  1. Ron H Avatar
    Ron H


    Thanks for recording and publishing this talk with Steve Wycoff. I really wish that our leaders here in Michigan would stop making political decisions about student’s learning and focus on what Steve talks about – learning about what will make them employable in the future, and making our students into thinkers and creators.

    I listened to the podcast on my ‘morning thinking walk’. My walk is normally 30-minutes, but because of you, I had to take an extra loop to finish the podcast. Thanks for the extra calorie burn!


  2. Wesley Fryer Avatar

    You are most welcome, Ron. I do have 5 more recordings from the TTT conference and hope to get most or all of them published later this week. Steve’s message is compelling. I’ve been thinking about “expectation failures” and how that fits into learning ever since!

  3. J. Edwards Avatar

    I will be blogging over the summer — hope you all will check out what we’ve doing successfully for eight years!

  4. Dean Mattson Avatar

    Thank you for sharing this session. I was very impressed and tried to get down my thought on it on my blog:

    Does anyone know which research he was referring to when he said there is NO correlation between grades and success in life? I found that part a little hard to believe. Maybe he meant to say there’s a HIGHER correlation between extracurricular activities and success in life than the one that exists for grades.

  5. Wesley Fryer Avatar

    I asked him that question during the session, Dean, and he responded with some names of researchers, I don’t think I wrote them down though… Give Steve a call or shoot him an email and I’m sure he’d be willing to share those sources. My ears pricked up at that as well… If you find out please let me know!

  6. Dean Mattson Avatar

    I wrote to Dr. Wyckoff (I also found out he has a K in his last name) about his statement that there is no correlation between grades and later success in life:

    “Do you have any attribution for that?
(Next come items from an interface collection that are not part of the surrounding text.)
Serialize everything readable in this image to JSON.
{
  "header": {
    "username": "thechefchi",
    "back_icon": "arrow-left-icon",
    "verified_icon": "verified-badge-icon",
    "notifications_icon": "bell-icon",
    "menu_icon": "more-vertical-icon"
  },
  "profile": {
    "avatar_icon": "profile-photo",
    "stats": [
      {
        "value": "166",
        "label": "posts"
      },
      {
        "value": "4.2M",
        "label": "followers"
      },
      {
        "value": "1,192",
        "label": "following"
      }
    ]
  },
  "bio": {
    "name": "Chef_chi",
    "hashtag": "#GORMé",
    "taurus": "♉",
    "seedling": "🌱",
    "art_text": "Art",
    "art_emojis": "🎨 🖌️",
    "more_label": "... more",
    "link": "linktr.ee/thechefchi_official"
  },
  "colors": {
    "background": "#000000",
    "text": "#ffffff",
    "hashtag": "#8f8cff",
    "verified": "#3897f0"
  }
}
I would think that people in groups that are generally considered to be successful (doctors, lawyers, business leaders) would have had higher grades on average than people in groups that are considered to be unsuccessful (unskilled workers, people in prison.)”

    He replied:

    “While you are exactly correct you have identified a really small percentage of successful people. We graduate hundreds of thousands of kids who get poor grades and are bored and disinterest but become very successful in life.”

    He included these quotes:

    “Thomas Stanley has not only found no correlation between success in school and an ability to accumulate wealth, he’s actually found a negative correlation. ‘It seems that school-related evaluations are poor predictors of economic success,’ Stanley concluded. What did predict success was a willingness to take risks. Yet the success-failure standards of most schools penalized risk takers. Most educational systems reward those who play it safe. As a result, those who do well in school find it hard to take risks later on.” —Richard Farson & Ralph Keyes, Whoever Makes the Most Mistakes Wins

    88% of dropouts had passing grades. – The Silent Epidemic: Perspectives of High School Dropouts report

    71% of students surveyed said they do the bare minimum to get by in schools. – Center for Education Reform. “The American Education Diet: Can U.S. Students Survey on Junk Food.”

    I’d like to see more before I’m convinced on this point. Even so, this takes nothing away from Dr. Wyckoff’s larger point that something is seriously wrong with our schools (our high schools in particular) and they very much need to be rethought.